“Nick (Taylor) is a perfect example of how guys can use the VGT to their advantage,” Mulholland explained. “Last year he played so great on our tour he won almost as much money playing the VGT as he did on PGA Tour Canada. That was huge for him. Making $70,000 instead of $35,000 is big. Sponsor money is at a point now where I can run the VGT at an operational level and not have to worry about my teaching income. Hopefully where we’ve come to will also start to allow me into the board room with some bigger corporations. Until then we have a tremendous tour main sponsor in MarketPlace IGA and equally supportive companies backing us. They deserve a lot of credit. We’re growing a little bit each year too. Who knows, one day we might run a PGA Tour Canada event ourselves but until then we are certainly proud of how far the VGT has come.”
What makes the VGT all the more interesting in terms of its platform is the amateur component Mulholland has put in place. Since many highly skilled amateurs aspire to become professionals one day, the VGT’s format of the amateurs playing alongside the pros in the same groups offers those players an apples-to-apples comparison of how their games stack up against the best.
“The last couple of years we’ve seen more of the college players utilize the VGT to stay sharp for college and university schedules,” Mulholland added. “But this helps them answer some of their questions if they’re playing in fields, in multiple-day events with pros. They get a sense of where their games are compared to some of the best pros in B.C and by extension some of the best in Canada. I think it’s vital for young amateurs. They play the same course, same conditions; same setup and to see where they compare. That gives them an idea of what they need to do to take next step. No, the VGT is not just a pro tour. It certainly gives amateurs a chance to play highly competitive golf before they make that key decision to turn pro.”
After a whirlwind week concluding the Web.com Tour season, it’s surely been a busy past few days for Hadwin and Taylor. Both went through the day-long PGA Tour orientation at TPC Sawgrass Monday and have had an on-going schedule of interviews and media ever since. Hadwin, in fact, was on hand in New York earlier this week to ring the NASDAQ closing bell.

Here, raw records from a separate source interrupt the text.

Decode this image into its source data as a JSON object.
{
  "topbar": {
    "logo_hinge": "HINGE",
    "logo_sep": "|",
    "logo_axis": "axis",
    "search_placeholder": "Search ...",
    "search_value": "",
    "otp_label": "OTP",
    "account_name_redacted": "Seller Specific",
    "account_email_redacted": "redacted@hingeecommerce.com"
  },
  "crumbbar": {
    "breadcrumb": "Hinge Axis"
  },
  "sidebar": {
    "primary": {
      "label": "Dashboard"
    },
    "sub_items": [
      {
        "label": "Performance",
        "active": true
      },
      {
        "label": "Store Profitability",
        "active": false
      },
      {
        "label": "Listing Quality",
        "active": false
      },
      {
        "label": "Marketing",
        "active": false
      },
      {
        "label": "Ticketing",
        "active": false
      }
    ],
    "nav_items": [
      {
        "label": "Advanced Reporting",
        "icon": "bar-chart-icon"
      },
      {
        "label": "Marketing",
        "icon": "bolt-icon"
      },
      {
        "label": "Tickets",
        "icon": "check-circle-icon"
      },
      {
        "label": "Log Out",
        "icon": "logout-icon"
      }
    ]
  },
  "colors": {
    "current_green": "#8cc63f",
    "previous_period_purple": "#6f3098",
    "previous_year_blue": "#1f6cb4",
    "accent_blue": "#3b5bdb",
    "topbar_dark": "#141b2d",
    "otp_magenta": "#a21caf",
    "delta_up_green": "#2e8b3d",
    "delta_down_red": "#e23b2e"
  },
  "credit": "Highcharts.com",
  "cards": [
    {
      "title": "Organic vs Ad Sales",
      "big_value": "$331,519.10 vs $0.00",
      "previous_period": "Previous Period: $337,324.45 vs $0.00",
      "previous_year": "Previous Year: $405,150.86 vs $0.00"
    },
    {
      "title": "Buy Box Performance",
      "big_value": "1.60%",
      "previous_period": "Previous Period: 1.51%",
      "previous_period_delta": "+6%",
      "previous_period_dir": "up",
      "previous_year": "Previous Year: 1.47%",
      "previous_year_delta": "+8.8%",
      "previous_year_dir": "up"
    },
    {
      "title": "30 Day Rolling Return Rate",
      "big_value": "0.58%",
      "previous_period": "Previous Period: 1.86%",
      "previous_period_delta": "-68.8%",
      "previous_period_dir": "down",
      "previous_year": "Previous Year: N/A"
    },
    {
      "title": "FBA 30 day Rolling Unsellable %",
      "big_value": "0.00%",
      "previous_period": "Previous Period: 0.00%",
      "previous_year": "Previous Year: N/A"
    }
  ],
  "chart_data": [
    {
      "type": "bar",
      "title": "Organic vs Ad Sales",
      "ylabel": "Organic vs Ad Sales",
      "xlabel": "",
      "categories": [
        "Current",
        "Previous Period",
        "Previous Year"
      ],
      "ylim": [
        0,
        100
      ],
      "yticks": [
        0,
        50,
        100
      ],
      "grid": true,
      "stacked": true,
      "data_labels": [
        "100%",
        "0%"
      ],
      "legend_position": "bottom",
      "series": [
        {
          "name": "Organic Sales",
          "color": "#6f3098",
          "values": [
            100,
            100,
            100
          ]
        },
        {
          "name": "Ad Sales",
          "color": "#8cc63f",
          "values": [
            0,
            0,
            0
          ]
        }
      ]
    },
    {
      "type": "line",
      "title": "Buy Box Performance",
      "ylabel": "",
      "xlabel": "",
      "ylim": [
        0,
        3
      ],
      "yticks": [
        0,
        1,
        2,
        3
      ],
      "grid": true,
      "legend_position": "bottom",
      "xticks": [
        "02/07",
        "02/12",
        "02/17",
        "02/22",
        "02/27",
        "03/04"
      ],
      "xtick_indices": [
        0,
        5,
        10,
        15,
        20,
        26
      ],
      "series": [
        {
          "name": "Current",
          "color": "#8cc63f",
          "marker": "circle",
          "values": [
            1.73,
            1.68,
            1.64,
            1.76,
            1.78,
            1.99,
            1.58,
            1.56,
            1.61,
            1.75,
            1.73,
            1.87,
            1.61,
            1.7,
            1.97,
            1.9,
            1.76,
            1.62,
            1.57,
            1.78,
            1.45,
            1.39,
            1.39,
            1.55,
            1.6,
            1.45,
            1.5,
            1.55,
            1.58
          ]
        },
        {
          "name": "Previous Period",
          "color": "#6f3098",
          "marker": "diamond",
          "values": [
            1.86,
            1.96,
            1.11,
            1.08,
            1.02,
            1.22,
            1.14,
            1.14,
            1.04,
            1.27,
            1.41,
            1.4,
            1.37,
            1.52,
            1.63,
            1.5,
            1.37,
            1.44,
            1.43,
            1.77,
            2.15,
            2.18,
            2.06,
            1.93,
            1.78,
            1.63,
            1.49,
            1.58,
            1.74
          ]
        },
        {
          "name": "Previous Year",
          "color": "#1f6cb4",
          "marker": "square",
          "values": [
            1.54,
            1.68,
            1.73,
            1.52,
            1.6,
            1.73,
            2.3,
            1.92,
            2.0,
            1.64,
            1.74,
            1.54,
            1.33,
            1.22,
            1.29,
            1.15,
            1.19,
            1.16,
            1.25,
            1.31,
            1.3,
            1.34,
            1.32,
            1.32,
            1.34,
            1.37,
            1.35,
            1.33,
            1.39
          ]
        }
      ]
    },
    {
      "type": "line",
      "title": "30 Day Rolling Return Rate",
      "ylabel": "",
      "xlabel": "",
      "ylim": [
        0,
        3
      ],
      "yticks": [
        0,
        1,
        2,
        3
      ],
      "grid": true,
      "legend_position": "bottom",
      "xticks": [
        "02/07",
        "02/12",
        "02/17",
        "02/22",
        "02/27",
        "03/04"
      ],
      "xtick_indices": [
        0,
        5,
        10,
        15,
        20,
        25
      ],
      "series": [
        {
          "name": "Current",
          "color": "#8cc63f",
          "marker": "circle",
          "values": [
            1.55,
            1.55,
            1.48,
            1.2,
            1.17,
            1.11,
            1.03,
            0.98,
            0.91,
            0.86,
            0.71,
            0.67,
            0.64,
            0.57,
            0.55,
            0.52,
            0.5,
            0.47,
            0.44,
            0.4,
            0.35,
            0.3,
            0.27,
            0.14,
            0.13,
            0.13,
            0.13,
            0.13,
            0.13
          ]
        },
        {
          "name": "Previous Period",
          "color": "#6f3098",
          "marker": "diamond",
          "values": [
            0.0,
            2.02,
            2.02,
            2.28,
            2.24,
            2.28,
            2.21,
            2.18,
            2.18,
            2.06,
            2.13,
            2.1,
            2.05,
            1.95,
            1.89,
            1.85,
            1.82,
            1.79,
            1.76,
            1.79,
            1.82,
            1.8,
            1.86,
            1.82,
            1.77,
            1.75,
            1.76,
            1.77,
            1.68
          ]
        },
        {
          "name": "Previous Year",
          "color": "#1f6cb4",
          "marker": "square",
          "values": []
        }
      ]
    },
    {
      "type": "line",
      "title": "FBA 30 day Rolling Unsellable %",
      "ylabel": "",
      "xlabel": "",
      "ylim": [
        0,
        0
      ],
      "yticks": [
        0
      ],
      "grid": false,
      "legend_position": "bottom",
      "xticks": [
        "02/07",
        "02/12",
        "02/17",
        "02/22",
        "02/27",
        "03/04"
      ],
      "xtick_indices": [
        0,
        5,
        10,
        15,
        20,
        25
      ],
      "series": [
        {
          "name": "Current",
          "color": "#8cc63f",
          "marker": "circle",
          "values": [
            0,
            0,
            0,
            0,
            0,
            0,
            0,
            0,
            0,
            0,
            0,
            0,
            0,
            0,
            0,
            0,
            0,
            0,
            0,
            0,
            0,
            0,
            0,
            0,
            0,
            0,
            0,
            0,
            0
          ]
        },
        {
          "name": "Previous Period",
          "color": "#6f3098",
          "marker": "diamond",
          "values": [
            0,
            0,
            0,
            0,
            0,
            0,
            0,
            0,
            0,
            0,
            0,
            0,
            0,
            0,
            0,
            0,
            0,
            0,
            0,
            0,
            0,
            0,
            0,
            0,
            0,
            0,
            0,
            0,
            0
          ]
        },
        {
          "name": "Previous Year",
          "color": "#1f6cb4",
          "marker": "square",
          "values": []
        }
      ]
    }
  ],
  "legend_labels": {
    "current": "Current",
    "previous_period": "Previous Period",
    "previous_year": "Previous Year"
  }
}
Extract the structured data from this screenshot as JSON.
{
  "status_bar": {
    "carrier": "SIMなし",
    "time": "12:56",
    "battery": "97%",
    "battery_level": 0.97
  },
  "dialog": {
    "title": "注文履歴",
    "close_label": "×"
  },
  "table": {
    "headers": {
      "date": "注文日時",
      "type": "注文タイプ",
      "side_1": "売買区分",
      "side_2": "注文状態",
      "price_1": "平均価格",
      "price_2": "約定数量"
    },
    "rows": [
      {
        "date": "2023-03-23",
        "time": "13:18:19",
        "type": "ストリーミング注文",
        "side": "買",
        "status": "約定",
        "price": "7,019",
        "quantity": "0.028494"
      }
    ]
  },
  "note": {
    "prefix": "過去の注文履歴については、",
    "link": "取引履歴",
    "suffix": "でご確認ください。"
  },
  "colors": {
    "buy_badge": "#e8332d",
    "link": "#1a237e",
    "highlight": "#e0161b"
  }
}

All of it won’t stop either from being at Gleneagles tomorrow morning to help reciprocate the support from Mulholland and the Vancouver Golf Tour.
“Fraser has done an amazing job along with all of his VGT team,” Taylor said. “I’m happy to help him whenever I can.